Just so you know, my initial reaction to seeing this in my inbox was rolling my eyes and thinking “are you fucking serious?” My second was “Jesus why do people keep insisting on trolling me when all I’m doing is writing into this hole in the internet to cope with my life.” On the off-chance that this is a serious question and not a troll question, I’m going to answer this question seriously.
I take issue with the whole (neoliberal, white ass-kissing) premise and frame of this ask. Are you seriously saying that countries with long, painful histories of being colonized and of being exploited are in severe need of ~diversity~ and ~cultural enrichment~? (By the way, China has fifty-six ethnicities by the CCP count and over two hundred by sociologists’ counts.) Are you seriously implying that the colonial powers (the “West”) are somehow above it all because they’ve opened their doors for a few refugees to come in? If the colonial powers had any self-reflexivity and sense of shame, they would open their doors without any ands, ifs, or buts to the citizens of countries they’ve colonized and exploited. But instead, they limit the migration flow and only allow preferred migrants to enter their borders.
At Nine Worlds, I purchased a copy of Zen Cho’s beautiful collection entitled Spirits Abroad, published by the Malaysian press Buku Fixi. I was struck by the publisher’s manifesto, which appears on the back of the flyleaf. In this manifesto, the publisher states:
We will not use italics for non-American/non-English terms.
The publisher then goes on to say: “Nasi lemak and kongkek are some of the pleasures of Malaysian life that should be celebrated without apology; italics are a form of apology.”
Reading this and considering italics as a form of apology, I find myself thinking of writers coming from countries that have endured colonization, from countries where English is an imposed tongue. I find myself asking: do we really need to explain everything to the imagined Western reader? I think of italics, apologies and explanations, and the connecting line between these words.

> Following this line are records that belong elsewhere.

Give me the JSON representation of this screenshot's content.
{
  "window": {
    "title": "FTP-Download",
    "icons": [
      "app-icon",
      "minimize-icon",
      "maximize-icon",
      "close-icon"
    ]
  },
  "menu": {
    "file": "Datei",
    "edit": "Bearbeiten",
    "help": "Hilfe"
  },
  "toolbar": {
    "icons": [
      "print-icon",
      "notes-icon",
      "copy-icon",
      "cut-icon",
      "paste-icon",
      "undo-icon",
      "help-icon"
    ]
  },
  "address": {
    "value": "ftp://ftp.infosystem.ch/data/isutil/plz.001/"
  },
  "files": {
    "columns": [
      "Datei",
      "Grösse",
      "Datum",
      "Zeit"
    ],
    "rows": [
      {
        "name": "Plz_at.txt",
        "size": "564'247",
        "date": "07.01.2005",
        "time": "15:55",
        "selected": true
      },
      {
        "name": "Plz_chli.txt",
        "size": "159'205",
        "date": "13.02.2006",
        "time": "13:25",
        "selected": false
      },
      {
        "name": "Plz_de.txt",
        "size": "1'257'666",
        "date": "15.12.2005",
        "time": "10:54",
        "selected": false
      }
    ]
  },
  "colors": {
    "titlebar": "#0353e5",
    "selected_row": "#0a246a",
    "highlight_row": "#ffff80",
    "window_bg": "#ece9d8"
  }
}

If we have read and consumed work from writers from the West without complaint, if we have gone that extra step to fully engage with that work, surely we can trust that those who seek out our stories will also take that extra step to meet us halfway."